“You say that as if you really mean it.”
“Your personal sacrifice is still mentioned at court as a paragon. What an uncommonly large gift you gave to the throne!”
“Larger than you could possibly imagine,” I joked.
Mirza Salman laughed but couldn’t conceal a slight shudder. He eyed me the way one regards an unpredictable sharp-toothed animal, with a mixture of curiosity and horror.
“With balls as big as that, perhaps you should have been a soldier.”
“I like this job better.”
“I have always dreamed of being a military man,” he said, and I noticed that he had decorated one of his walls with old standards used in battle. “But administrators like me are thought to be too soft.”
I made the obligatory sounds of protest.
“Now that your star is ascending, I will keep my eye on you,” he added.
“Thank you,” I said, wondering if I could goad him into revealing some information. “I always wished to fulfill my father’s dreams for me, especially after what happened to him.”
“I remember your father,” Mirza Salman replied. “A good man, true to the throne. I imagine he was pulled off his course by smaller minds.”
I felt perspiration under my arms. My heart began to race and questions flooded through me, but I concealed my feelings.
“I suppose you are right,” I said agreeably. “Do you know who pulled him off course?”
“Naturally, I have always wanted to know more about the circum
I tried not to appear overly eager.
“Did you check the court histories?”
I thought quickly about how to get him to talk. “There is only a brief mention of the accountant who killed him,” I lied. “No doubt you recall who it was. I have always heard that your memory far surpasses that of ordinary men.”
Mirza Salman looked pleased and thought for a moment. “He had one of those common names . . . Isfahani?
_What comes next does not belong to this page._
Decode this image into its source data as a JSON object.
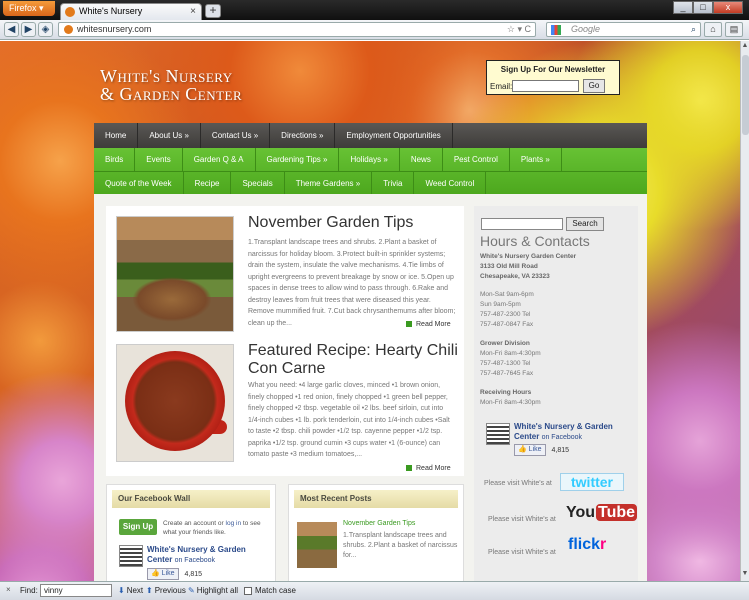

Kermani? Wait a minute . . . Ah, yes! Kofrani, that is it. If I am not mistaken, his first name was Kamiyar.”
Finally, a name! I played along. “What a memory you have! How did you hear about his involvement?”
“Palace rumor, I suppose. It has been so long, I don’t remember the source.”
“Has he retired?”
Mirza Salman was watching me closely. “Alas, he went to meet God a few years after leaving palace service.”
I had been congratulating myself on luring Mirza Salman into my trap, but now I realized he was far too careful to make a slip: He wouldn’t have uttered the man’s name if he had been alive.
“May he meet his just reward.”
“Would you wish to revenge yourself upon him, if he were living?” he asked. “He was an excellent man. I wouldn’t be surprised if he thought he was protecting the Shah.”
I had to decide in an instant if it would be better for him to think me fierce or flaccid. For Pari’s protection, I decided on the former.
“I would cut him.”
Mirza Salman was no innocent, but he stared at me as if I were a crazed dog who might attack for no reason.
“But if he killed my father mistakenly, perhaps I would just lop off his male parts and call it even,” I joked.
Mirza Salman laughed uneasily.
“Do you know why he was never punished?”
“No.” His eyes flicked away, and I had a feeling he knew more than he was saying.
I thanked him and left, abuzz with the name that he had planted in my mind. Kamiyar Kofrani. The murderer of my father. The name was ugly, and the man must have been, too. But worst of all, he was dead, and Mirza Salman had confirmed my father’s guilt. Now I could neither argue his innocence nor revenge myself on his killer. After all these years, I had finally collected a missing piece of colored clay from the mosaic of my own past, but I was too late to do anything about it.
Equal of the Sun by Anita Amirrezvani / History & Fiction have rating 4 out of 5 / Based on32 votes